If you have a blog or account that is hosted at wordpress.com, at least do the following immediately:
I found some really pathetic password help pages on a company’s intranet while I was there visiting.
This is a large company that most people would recognize, and it is subject to plenty of government regulations. Overall, I’ve heard the security is pretty tight, but since I’ve never worked there, I can’t speak from experience. Except, that is, the experience I mentioned in an earlier post, Randomly Generate Weak Passwords. Perhaps all their security is what Bruce Schneier likes to call “security theater.”
I was at a client’s site looking for more contract work when the manager of the department started telling me about their great IT security website on their Intranet. She clicks on their random generator password page and shows me how you can generate a block of “approved” passwords, sanctioned by their security department. At the top of the page, a banner read: Select a Strong Password!
I have heard enough about how security practices keep users from being productive. I constantly hear people complain about the evils of complex passwords (or any password on a smart phone), password expiration, encryption, web filters, lack of admin access on laptops, etc., and how they are such a drag on user productivity and the bottom line.
I’ve been absent from the blog lately due to a number of pressing projects, one which was rebuilding a friend’s Windows XP box after a trojan massacre (and I thought only auditors stabbed the wounded — you should have seen the legions on that box).
When I delivered the newly minted OS and applications, my friend informed me that another set of email spam was sent from her Hotmail account at 3:20 am that morning. She asked me whether I was working on the PC at the time. I told her that not only was her PC turned off at that time, it was unplugged.
Whether you’re new to this blog or not, you might have missed a few good posts. Here’s some links and short descriptions.
Schneier’s Security Trade-offs – Security expert Bruce Schneier’s 5 questions for assessing the security process of anything.
I know a lot of you are security conscious and some of you even roll your eyes at clueless users who seldom think of security. But how many of you regularly use an account on your home or work computer (or both) that have administrative or root privileges?
Most of you KNOW that using an account with privileged access on a daily basis to create documents, read email, and surf the web , etc., is a bad idea. Perhaps you think that because you’re more security conscious and more careful that it isn’t as much of risk for YOU. Continue reading
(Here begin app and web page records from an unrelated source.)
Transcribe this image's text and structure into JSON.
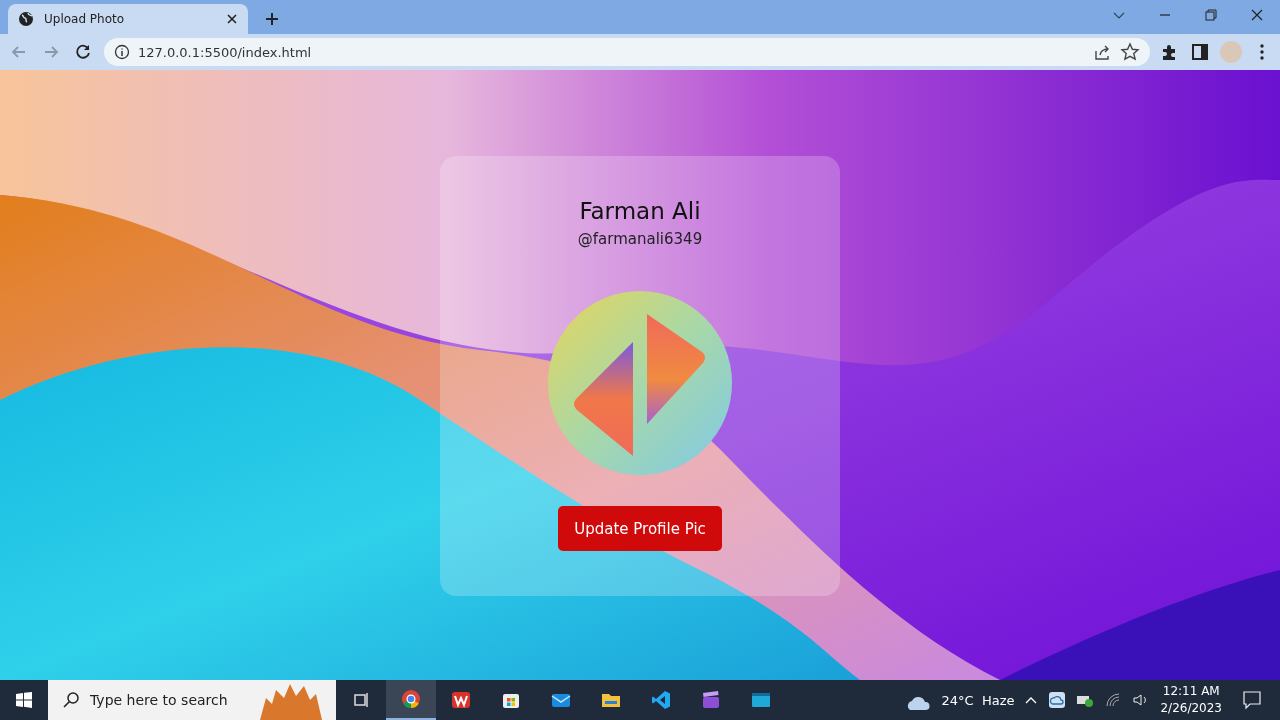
{
  "browser": {
    "tab": {
      "title": "Upload Photo"
    },
    "address": "127.0.0.1:5500/index.html"
  },
  "card": {
    "name": "Farman Ali",
    "handle": "@farmanali6349",
    "button": "Update Profile Pic"
  },
  "taskbar": {
    "search_placeholder": "Type here to search",
    "apps": [
      {
        "kind": "taskview",
        "selected": false
      },
      {
        "kind": "chrome",
        "selected": true
      },
      {
        "kind": "office",
        "selected": false
      },
      {
        "kind": "store",
        "selected": false
      },
      {
        "kind": "mail",
        "selected": false
      },
      {
        "kind": "files",
        "selected": false
      },
      {
        "kind": "vscode",
        "selected": false
      },
      {
        "kind": "clapper",
        "selected": false
      },
      {
        "kind": "window",
        "selected": false
      }
    ],
    "weather": "24°C  Haze",
    "time": "12:11 AM",
    "date": "2/26/2023"
  }
}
A couple of weeks into a new job, I was told that I was now in charge of the Internet firewall. I suddenly realized I had two major problems:
- I did not know squat about firewalls.
- I did not know the firewall password.
While I realize many bloggers do “Quote of the Week,” it was Audit Monkey who gave me the idea. Here’s my very first quote:
Who uses special characters in passwords? Nobody does that.
My last post, Password, Password on the Wall, triggered a memory of another password issue I stumbled upon some time ago.
I had flown across the country to help a fellow system administrator upgrade some of his applications. At one point, we left the data center and ventured out to the factory floor to fix a botched client software installation.
Top 100 Network Security Tools is the third article in a series on audit and security tools. The first article, How to Stay out of Jail, stresses that you need a GOOJ card before you use any security tools or techniques. The second article, What Needs to be on a GOOJ Card, outlines how to create a GOOJ card.
Key point: Never use security or cracker tools on networks or devices from your employer or that you do not own unless you have permission in writing.
In this article, I describe a few security tools that I believe every auditor or security analyst should be familiar with, or at the very least, be aware of.